- TASK STATEMENT -
Please set down each line of the data again, unchanged.

- SOURCE DATA -

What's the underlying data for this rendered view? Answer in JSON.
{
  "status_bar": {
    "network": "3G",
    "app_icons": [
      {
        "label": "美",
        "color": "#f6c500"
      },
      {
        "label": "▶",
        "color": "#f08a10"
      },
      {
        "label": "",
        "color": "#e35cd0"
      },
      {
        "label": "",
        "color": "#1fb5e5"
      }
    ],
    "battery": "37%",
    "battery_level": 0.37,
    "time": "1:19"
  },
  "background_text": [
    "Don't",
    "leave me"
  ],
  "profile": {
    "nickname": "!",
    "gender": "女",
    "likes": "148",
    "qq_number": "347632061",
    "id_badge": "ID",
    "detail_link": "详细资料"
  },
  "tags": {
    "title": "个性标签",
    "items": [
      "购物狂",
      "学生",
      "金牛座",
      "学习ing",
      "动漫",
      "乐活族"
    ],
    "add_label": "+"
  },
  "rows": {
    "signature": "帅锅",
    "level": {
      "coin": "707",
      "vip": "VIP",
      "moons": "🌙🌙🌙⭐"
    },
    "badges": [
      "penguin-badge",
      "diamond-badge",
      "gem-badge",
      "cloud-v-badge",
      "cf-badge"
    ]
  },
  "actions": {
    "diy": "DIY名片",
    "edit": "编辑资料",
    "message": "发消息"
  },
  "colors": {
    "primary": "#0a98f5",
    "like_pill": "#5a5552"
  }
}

- TASK ANSWER -
What's the underlying data for this rendered view? Answer in JSON.
{
  "status_bar": {
    "network": "3G",
    "app_icons": [
      {
        "label": "美",
        "color": "#f6c500"
      },
      {
        "label": "▶",
        "color": "#f08a10"
      },
      {
        "label": "",
        "color": "#e35cd0"
      },
      {
        "label": "",
        "color": "#1fb5e5"
      }
    ],
    "battery": "37%",
    "battery_level": 0.37,
    "time": "1:19"
  },
  "background_text": [
    "Don't",
    "leave me"
  ],
  "profile": {
    "nickname": "!",
    "gender": "女",
    "likes": "148",
    "qq_number": "347632061",
    "id_badge": "ID",
    "detail_link": "详细资料"
  },
  "tags": {
    "title": "个性标签",
    "items": [
      "购物狂",
      "学生",
      "金牛座",
      "学习ing",
      "动漫",
      "乐活族"
    ],
    "add_label": "+"
  },
  "rows": {
    "signature": "帅锅",
    "level": {
      "coin": "707",
      "vip": "VIP",
      "moons": "🌙🌙🌙⭐"
    },
    "badges": [
      "penguin-badge",
      "diamond-badge",
      "gem-badge",
      "cloud-v-badge",
      "cf-badge"
    ]
  },
  "actions": {
    "diy": "DIY名片",
    "edit": "编辑资料",
    "message": "发消息"
  },
  "colors": {
    "primary": "#0a98f5",
    "like_pill": "#5a5552"
  }
}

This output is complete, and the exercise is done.